Royal Institute of Art
With just about 230 students, the Royal Institute of Art (Kungl. Konsthögskolan) is one of the smallest university colleges in Sweden. But it’s also one of the most compelling.
Located on the small but extraordinary island of Skeppsholmen in central Stockholm, the institute neighbours Moderna Museet – a cutting-edge collection of contemporary art including pieces by Picasso and Salvador Dali.
The school was founded in 1735 as a school for palace decorators assisting with the construction of the new royal palace, and moved into its current home on Skeppsholmen in 1995. And it has certainly settled in. The island is also home to an architectural and design museum, and an avante-garde independent theater.

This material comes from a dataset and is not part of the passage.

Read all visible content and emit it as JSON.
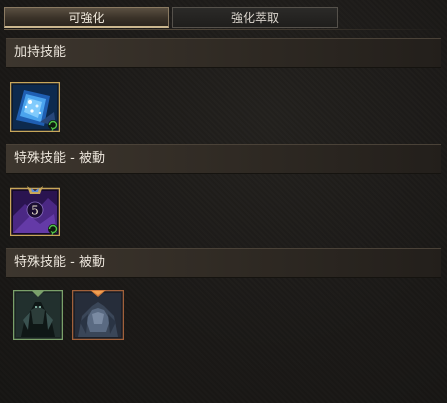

Bachelor programmes, masters, and courses for professional artists are all offered at the institute, and master’s students generally receive their own studio space. The workshops are among the finest in Europe, well-equipped and accessible, suitable for those with disabilities as well.
An international focus is a key part of education at the Royal Institute of Art, which has partnerships with multiple exchange organizations, including European-wide Erasmus. Students come from the various Nordic and Baltic countries as well as Japan, Canada, and China.
Although Skeppsholmen is serene and secluded, the Royal Institute of Art is far from solitary. The school works closely with the community, hosting public student shows and participating in festivals on the island. Teachers and students from the school also participate in art projects, camps, and programmes in Tensta and Botkyrka, two developing suburbs of Stockholm.
But perhaps best of all, the school itself is open 24 hours a day, making it a haven for night-owls who wake up inspired while the rest of Stockholm slumbers. In short – the Royal Institute of Art is one of a kind.